▶ [Data to examine]:
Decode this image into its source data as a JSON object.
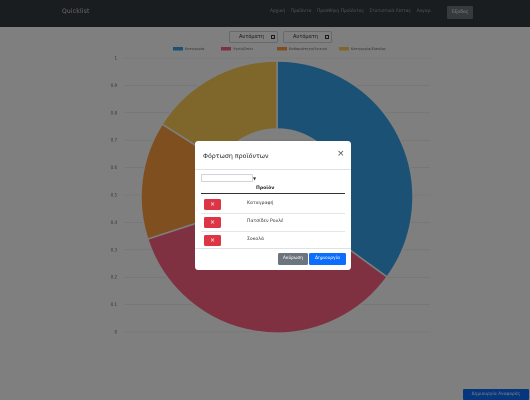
{
  "navbar": {
    "brand": "Quicklist",
    "links": [
      "Αρχική",
      "Προϊόντα",
      "Προσθήκη Προϊόντος",
      "Στατιστικά Λίστας",
      "Λογαρ."
    ],
    "logout_label": "Έξοδος"
  },
  "filters": {
    "from_label": "Από:",
    "to_label": "Έως:",
    "from_value": "Αυτόματη",
    "to_value": "Αυτόματη"
  },
  "chart_data": {
    "type": "pie",
    "variant": "doughnut",
    "legend_position": "top",
    "labels": [
      "Κατηγορία",
      "Υγεία/Σπίτι",
      "Καθαριότητα/Υγιεινή",
      "Κατηγορία/Είσοδος"
    ],
    "values": [
      35,
      35,
      14,
      16
    ],
    "colors": [
      "#36a2eb",
      "#ff6384",
      "#ff9f40",
      "#ffcd56"
    ],
    "y_ticks": [
      "1",
      "0.9",
      "0.8",
      "0.7",
      "0.6",
      "0.5",
      "0.4",
      "0.3",
      "0.2",
      "0.1",
      "0"
    ],
    "grid": true
  },
  "report_button_label": "Δημιουργία Αναφοράς",
  "modal": {
    "title": "Φόρτωση προϊόντων",
    "close_symbol": "×",
    "select_value": "",
    "column_header": "Προϊόν",
    "delete_symbol": "×",
    "rows": [
      {
        "name": "Καταγραφή"
      },
      {
        "name": "Πατσίδεν Ρουλέ"
      },
      {
        "name": "Σοκολά"
      }
    ],
    "cancel_label": "Ακύρωση",
    "create_label": "Δημιουργία"
  }
}
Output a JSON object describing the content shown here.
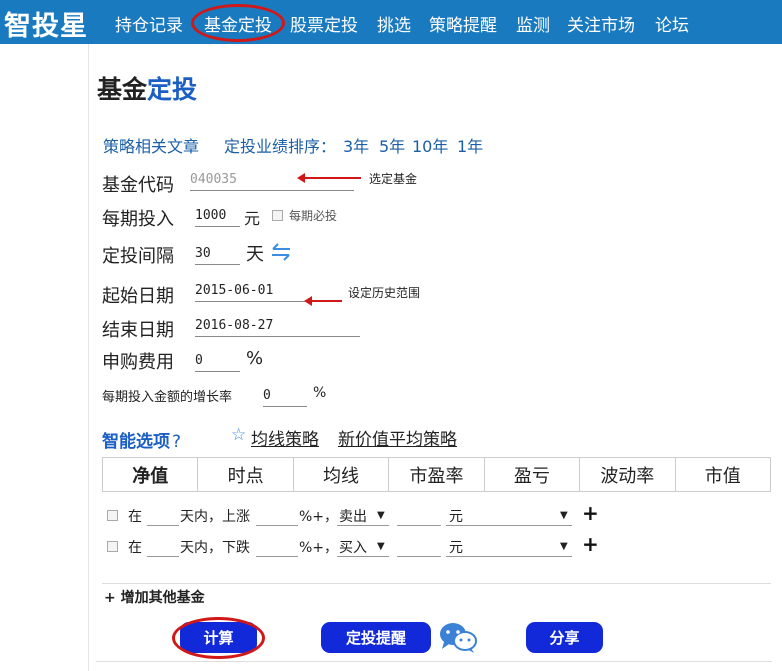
{
  "app": {
    "logo": "智投星"
  },
  "nav": {
    "items": [
      "持仓记录",
      "基金定投",
      "股票定投",
      "挑选",
      "策略提醒",
      "监测",
      "关注市场",
      "论坛"
    ],
    "active_index": 1
  },
  "page": {
    "title_part1": "基金",
    "title_part2": "定投"
  },
  "links": {
    "articles": "策略相关文章",
    "ranking_label": "定投业绩排序：",
    "ranking_options": [
      "3年",
      "5年",
      "10年",
      "1年"
    ]
  },
  "form": {
    "fund_code": {
      "label": "基金代码",
      "placeholder": "040035",
      "annotation": "选定基金"
    },
    "period_invest": {
      "label": "每期投入",
      "value": "1000",
      "unit": "元",
      "checkbox_label": "每期必投"
    },
    "interval": {
      "label": "定投间隔",
      "value": "30",
      "unit": "天"
    },
    "start_date": {
      "label": "起始日期",
      "value": "2015-06-01",
      "annotation": "设定历史范围"
    },
    "end_date": {
      "label": "结束日期",
      "value": "2016-08-27"
    },
    "fee": {
      "label": "申购费用",
      "value": "0",
      "unit": "%"
    },
    "growth_rate": {
      "label": "每期投入金额的增长率",
      "value": "0",
      "unit": "%"
    }
  },
  "smart": {
    "title": "智能选项",
    "help": "?",
    "star": "☆",
    "ma_strategy": "均线策略",
    "value_avg_strategy": "新价值平均策略"
  },
  "tabs": [
    "净值",
    "时点",
    "均线",
    "市盈率",
    "盈亏",
    "波动率",
    "市值"
  ],
  "conditions": [
    {
      "prefix": "在",
      "days_text": "天内，上涨",
      "percent_text": "%+，",
      "action": "卖出",
      "unit": "元",
      "plus": "+"
    },
    {
      "prefix": "在",
      "days_text": "天内，下跌",
      "percent_text": "%+，",
      "action": "买入",
      "unit": "元",
      "plus": "+"
    }
  ],
  "add_fund": "+ 增加其他基金",
  "buttons": {
    "calculate": "计算",
    "remind": "定投提醒",
    "share": "分享"
  },
  "colors": {
    "topbar": "#1a7ac0",
    "button": "#1129d8",
    "accent": "#1b5fc4",
    "annotation": "#d01818"
  },
  "icons": {
    "swap": "swap-arrows-icon",
    "wechat": "wechat-icon"
  }
}
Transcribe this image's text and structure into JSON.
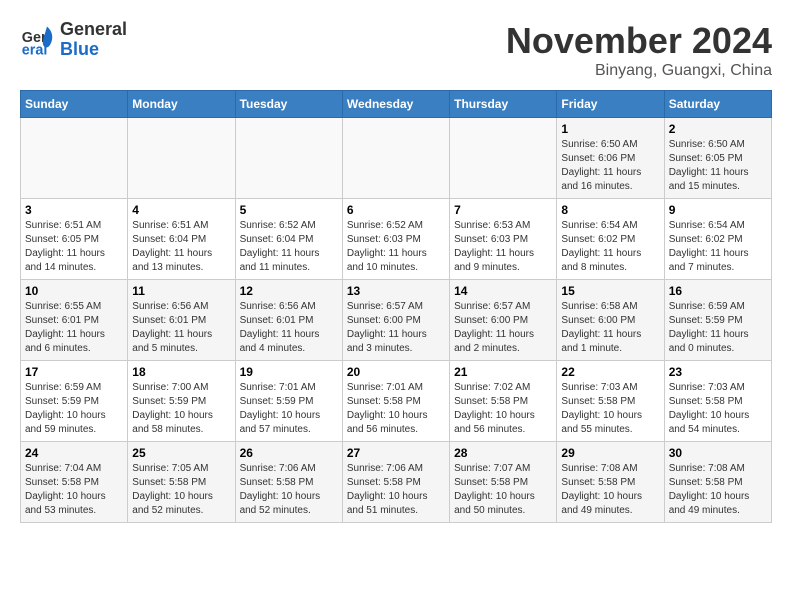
{
  "header": {
    "logo_general": "General",
    "logo_blue": "Blue",
    "month_title": "November 2024",
    "location": "Binyang, Guangxi, China"
  },
  "weekdays": [
    "Sunday",
    "Monday",
    "Tuesday",
    "Wednesday",
    "Thursday",
    "Friday",
    "Saturday"
  ],
  "weeks": [
    [
      {
        "day": "",
        "info": ""
      },
      {
        "day": "",
        "info": ""
      },
      {
        "day": "",
        "info": ""
      },
      {
        "day": "",
        "info": ""
      },
      {
        "day": "",
        "info": ""
      },
      {
        "day": "1",
        "info": "Sunrise: 6:50 AM\nSunset: 6:06 PM\nDaylight: 11 hours and 16 minutes."
      },
      {
        "day": "2",
        "info": "Sunrise: 6:50 AM\nSunset: 6:05 PM\nDaylight: 11 hours and 15 minutes."
      }
    ],
    [
      {
        "day": "3",
        "info": "Sunrise: 6:51 AM\nSunset: 6:05 PM\nDaylight: 11 hours and 14 minutes."
      },
      {
        "day": "4",
        "info": "Sunrise: 6:51 AM\nSunset: 6:04 PM\nDaylight: 11 hours and 13 minutes."
      },
      {
        "day": "5",
        "info": "Sunrise: 6:52 AM\nSunset: 6:04 PM\nDaylight: 11 hours and 11 minutes."
      },
      {
        "day": "6",
        "info": "Sunrise: 6:52 AM\nSunset: 6:03 PM\nDaylight: 11 hours and 10 minutes."
      },
      {
        "day": "7",
        "info": "Sunrise: 6:53 AM\nSunset: 6:03 PM\nDaylight: 11 hours and 9 minutes."
      },
      {
        "day": "8",
        "info": "Sunrise: 6:54 AM\nSunset: 6:02 PM\nDaylight: 11 hours and 8 minutes."
      },
      {
        "day": "9",
        "info": "Sunrise: 6:54 AM\nSunset: 6:02 PM\nDaylight: 11 hours and 7 minutes."
      }
    ],
    [
      {
        "day": "10",
        "info": "Sunrise: 6:55 AM\nSunset: 6:01 PM\nDaylight: 11 hours and 6 minutes."
      },
      {
        "day": "11",
        "info": "Sunrise: 6:56 AM\nSunset: 6:01 PM\nDaylight: 11 hours and 5 minutes."
      },
      {
        "day": "12",
        "info": "Sunrise: 6:56 AM\nSunset: 6:01 PM\nDaylight: 11 hours and 4 minutes."
      },
      {
        "day": "13",
        "info": "Sunrise: 6:57 AM\nSunset: 6:00 PM\nDaylight: 11 hours and 3 minutes."
      },
      {
        "day": "14",
        "info": "Sunrise: 6:57 AM\nSunset: 6:00 PM\nDaylight: 11 hours and 2 minutes."
      },
      {
        "day": "15",
        "info": "Sunrise: 6:58 AM\nSunset: 6:00 PM\nDaylight: 11 hours and 1 minute."
      },
      {
        "day": "16",
        "info": "Sunrise: 6:59 AM\nSunset: 5:59 PM\nDaylight: 11 hours and 0 minutes."
      }
    ],
    [
      {
        "day": "17",
        "info": "Sunrise: 6:59 AM\nSunset: 5:59 PM\nDaylight: 10 hours and 59 minutes."
      },
      {
        "day": "18",
        "info": "Sunrise: 7:00 AM\nSunset: 5:59 PM\nDaylight: 10 hours and 58 minutes."
      },
      {
        "day": "19",
        "info": "Sunrise: 7:01 AM\nSunset: 5:59 PM\nDaylight: 10 hours and 57 minutes."
      },
      {
        "day": "20",
        "info": "Sunrise: 7:01 AM\nSunset: 5:58 PM\nDaylight: 10 hours and 56 minutes."
      },
      {
        "day": "21",
        "info": "Sunrise: 7:02 AM\nSunset: 5:58 PM\nDaylight: 10 hours and 56 minutes."
      },
      {
        "day": "22",
        "info": "Sunrise: 7:03 AM\nSunset: 5:58 PM\nDaylight: 10 hours and 55 minutes."
      },
      {
        "day": "23",
        "info": "Sunrise: 7:03 AM\nSunset: 5:58 PM\nDaylight: 10 hours and 54 minutes."
      }
    ],
    [
      {
        "day": "24",
        "info": "Sunrise: 7:04 AM\nSunset: 5:58 PM\nDaylight: 10 hours and 53 minutes."
      },
      {
        "day": "25",
        "info": "Sunrise: 7:05 AM\nSunset: 5:58 PM\nDaylight: 10 hours and 52 minutes."
      },
      {
        "day": "26",
        "info": "Sunrise: 7:06 AM\nSunset: 5:58 PM\nDaylight: 10 hours and 52 minutes."
      },
      {
        "day": "27",
        "info": "Sunrise: 7:06 AM\nSunset: 5:58 PM\nDaylight: 10 hours and 51 minutes."
      },
      {
        "day": "28",
        "info": "Sunrise: 7:07 AM\nSunset: 5:58 PM\nDaylight: 10 hours and 50 minutes."
      },
      {
        "day": "29",
        "info": "Sunrise: 7:08 AM\nSunset: 5:58 PM\nDaylight: 10 hours and 49 minutes."
      },
      {
        "day": "30",
        "info": "Sunrise: 7:08 AM\nSunset: 5:58 PM\nDaylight: 10 hours and 49 minutes."
      }
    ]
  ]
}
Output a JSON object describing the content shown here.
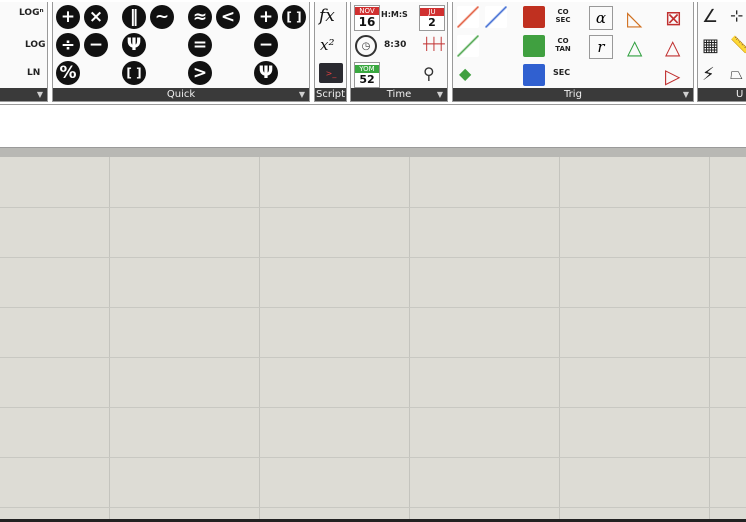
{
  "ribbon": {
    "groups": {
      "math": {
        "label": ""
      },
      "quick": {
        "label": "Quick"
      },
      "script": {
        "label": "Script"
      },
      "time": {
        "label": "Time"
      },
      "trig": {
        "label": "Trig"
      },
      "units": {
        "label": "U"
      }
    },
    "math_buttons": {
      "logn": "LOGⁿ",
      "log": "LOG",
      "ln": "LN"
    },
    "quick_buttons": [
      "+",
      "×",
      "‖",
      "~",
      "≈",
      "<",
      "+",
      "[ ]",
      "÷",
      "−",
      "Ψ",
      "=",
      "−",
      "%",
      "[ ]",
      ">",
      "Ψ"
    ],
    "script_buttons": {
      "fx": "fx",
      "power": "x²",
      "console": ">_"
    },
    "time_buttons": {
      "calendar_month": "NOV",
      "calendar_day": "16",
      "hms": "H:M:S",
      "clock_time": "8:30",
      "jul_month": "JU",
      "jul_day": "2",
      "yom_label": "YOM",
      "yom_day": "52"
    },
    "trig_buttons": {
      "cosec": "CO SEC",
      "cotan": "CO TAN",
      "sec": "SEC",
      "alpha": "α",
      "r": "r"
    }
  },
  "colors": {
    "ribbon_label_bg": "#3a3a3a",
    "canvas_bg": "#dddcd5",
    "grid_line": "#c4c4be"
  }
}
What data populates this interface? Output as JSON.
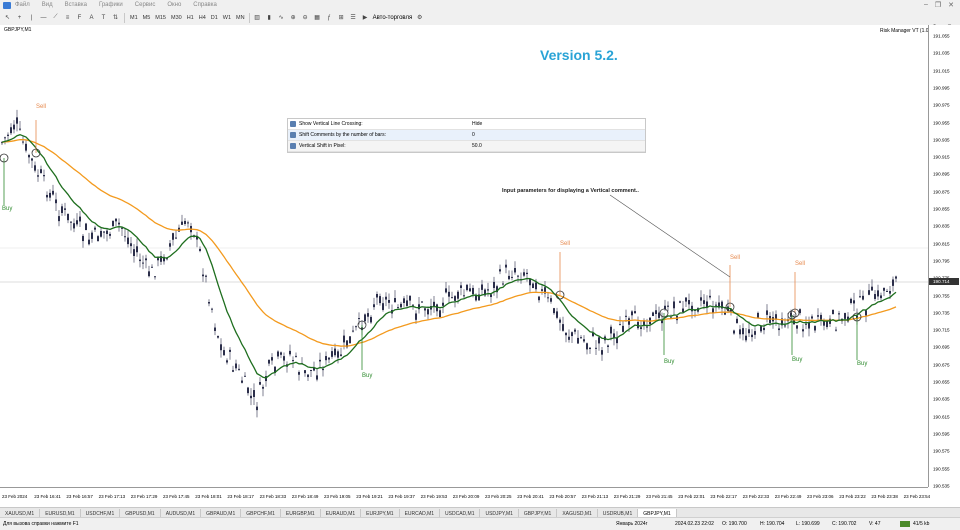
{
  "menu": {
    "items": [
      "Файл",
      "Вид",
      "Вставка",
      "Графики",
      "Сервис",
      "Окно",
      "Справка"
    ]
  },
  "toolbar": {
    "timeframes": [
      "M1",
      "M5",
      "M15",
      "M30",
      "H1",
      "H4",
      "D1",
      "W1",
      "MN"
    ],
    "auto_trading": "Авто-торговля"
  },
  "chart": {
    "symbol_label": "GBPJPY,M1",
    "indicator_label": "Risk Manager VT (1.0)",
    "version_text": "Version 5.2.",
    "annotation": "Input parameters for displaying a Vertical comment..",
    "current_price": "190.714",
    "params": [
      {
        "name": "Show Vertical Line Crossing:",
        "value": "Hide"
      },
      {
        "name": "Shift Comments by the number of bars:",
        "value": "0"
      },
      {
        "name": "Vertical Shift in Pixel:",
        "value": "50.0"
      }
    ],
    "signals": {
      "sell": "Sell",
      "buy": "Buy"
    }
  },
  "price_axis": [
    "191.055",
    "191.035",
    "191.015",
    "190.995",
    "190.975",
    "190.955",
    "190.935",
    "190.915",
    "190.895",
    "190.875",
    "190.855",
    "190.835",
    "190.815",
    "190.795",
    "190.775",
    "190.755",
    "190.735",
    "190.715",
    "190.695",
    "190.675",
    "190.655",
    "190.635",
    "190.615",
    "190.595",
    "190.575",
    "190.555",
    "190.535"
  ],
  "time_axis": [
    "23 Feb 2024",
    "23 Feb 16:41",
    "23 Feb 16:57",
    "23 Feb 17:13",
    "23 Feb 17:29",
    "23 Feb 17:45",
    "23 Feb 18:01",
    "23 Feb 18:17",
    "23 Feb 18:33",
    "23 Feb 18:49",
    "23 Feb 19:05",
    "23 Feb 19:21",
    "23 Feb 19:37",
    "23 Feb 19:53",
    "23 Feb 20:09",
    "23 Feb 20:25",
    "23 Feb 20:41",
    "23 Feb 20:57",
    "23 Feb 21:13",
    "23 Feb 21:29",
    "23 Feb 21:45",
    "23 Feb 22:01",
    "23 Feb 22:17",
    "23 Feb 22:33",
    "23 Feb 22:49",
    "23 Feb 23:06",
    "23 Feb 23:22",
    "23 Feb 23:38",
    "23 Feb 23:54"
  ],
  "tabs": [
    "XAUUSD,M1",
    "EURUSD,M1",
    "USDCHF,M1",
    "GBPUSD,M1",
    "AUDUSD,M1",
    "GBPAUD,M1",
    "GBPCHF,M1",
    "EURGBP,M1",
    "EURAUD,M1",
    "EURJPY,M1",
    "EURCAD,M1",
    "USDCAD,M1",
    "USDJPY,M1",
    "GBPJPY,M1",
    "XAGUSD,M1",
    "USDRUB,M1",
    "GBPJPY,M1"
  ],
  "active_tab_index": 16,
  "status": {
    "help": "Для вызова справки нажмите F1",
    "profile": "Январь 2024г",
    "datetime": "2024.02.23 22:02",
    "open": "O: 190.700",
    "high": "H: 190.704",
    "low": "L: 190.699",
    "close": "C: 190.702",
    "volume": "V: 47",
    "traffic": "41/5 kb"
  },
  "colors": {
    "candle": "#2b2e4a",
    "ma_fast": "#1e6e1e",
    "ma_slow": "#f39a1e",
    "sell": "#e6894e",
    "buy": "#2e8b2e",
    "version": "#29a3d6"
  }
}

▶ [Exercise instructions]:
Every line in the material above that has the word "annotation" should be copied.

▶ [Result for this task]:
      "annotation": "选定基金"
      "annotation": "设定历史范围"
    "annotation": "#d01818"
    "annotation": "Input parameters for displaying a Vertical comment..",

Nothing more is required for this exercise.